== Aim of the task ==
Gather from the listing below each line that includes the word "修改计费模式", and copy it.

== Data ==
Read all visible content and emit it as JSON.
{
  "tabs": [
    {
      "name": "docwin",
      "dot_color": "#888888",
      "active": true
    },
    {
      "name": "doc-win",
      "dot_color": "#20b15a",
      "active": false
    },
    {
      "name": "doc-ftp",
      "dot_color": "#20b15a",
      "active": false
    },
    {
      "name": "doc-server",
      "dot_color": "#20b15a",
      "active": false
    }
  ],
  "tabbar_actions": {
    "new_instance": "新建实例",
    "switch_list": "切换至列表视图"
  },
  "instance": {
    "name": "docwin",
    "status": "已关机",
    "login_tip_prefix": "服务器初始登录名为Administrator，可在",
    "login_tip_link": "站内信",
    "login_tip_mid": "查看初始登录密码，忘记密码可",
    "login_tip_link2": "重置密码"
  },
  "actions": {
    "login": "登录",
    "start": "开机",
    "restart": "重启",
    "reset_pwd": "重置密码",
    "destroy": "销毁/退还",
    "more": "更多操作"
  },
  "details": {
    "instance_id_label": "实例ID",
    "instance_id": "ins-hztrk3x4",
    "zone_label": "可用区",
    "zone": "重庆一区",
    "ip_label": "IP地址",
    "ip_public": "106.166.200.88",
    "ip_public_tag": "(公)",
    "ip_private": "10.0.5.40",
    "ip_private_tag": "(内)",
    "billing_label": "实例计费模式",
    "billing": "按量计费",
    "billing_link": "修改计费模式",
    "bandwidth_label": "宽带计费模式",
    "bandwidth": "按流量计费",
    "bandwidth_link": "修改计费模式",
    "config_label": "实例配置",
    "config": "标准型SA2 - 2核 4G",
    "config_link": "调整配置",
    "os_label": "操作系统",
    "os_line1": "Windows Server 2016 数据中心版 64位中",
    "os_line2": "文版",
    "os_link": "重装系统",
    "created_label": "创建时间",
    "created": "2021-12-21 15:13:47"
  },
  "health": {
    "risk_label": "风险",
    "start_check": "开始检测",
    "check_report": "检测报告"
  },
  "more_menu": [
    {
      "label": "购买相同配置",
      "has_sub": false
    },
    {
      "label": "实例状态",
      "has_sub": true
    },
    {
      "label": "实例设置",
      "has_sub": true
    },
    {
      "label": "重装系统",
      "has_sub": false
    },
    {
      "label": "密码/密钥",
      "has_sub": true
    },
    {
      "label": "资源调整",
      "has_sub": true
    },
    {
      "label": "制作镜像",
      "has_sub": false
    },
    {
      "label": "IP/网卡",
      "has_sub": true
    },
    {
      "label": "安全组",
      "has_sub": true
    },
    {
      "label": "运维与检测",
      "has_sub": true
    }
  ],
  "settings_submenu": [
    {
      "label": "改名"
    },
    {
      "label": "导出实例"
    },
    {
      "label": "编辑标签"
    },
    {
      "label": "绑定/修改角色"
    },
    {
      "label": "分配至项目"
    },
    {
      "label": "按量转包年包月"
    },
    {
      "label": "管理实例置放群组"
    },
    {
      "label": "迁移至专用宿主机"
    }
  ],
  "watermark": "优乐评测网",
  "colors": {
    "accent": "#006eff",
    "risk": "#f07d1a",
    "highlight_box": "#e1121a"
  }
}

== Answer ==
    "billing_link": "修改计费模式",
    "bandwidth_link": "修改计费模式",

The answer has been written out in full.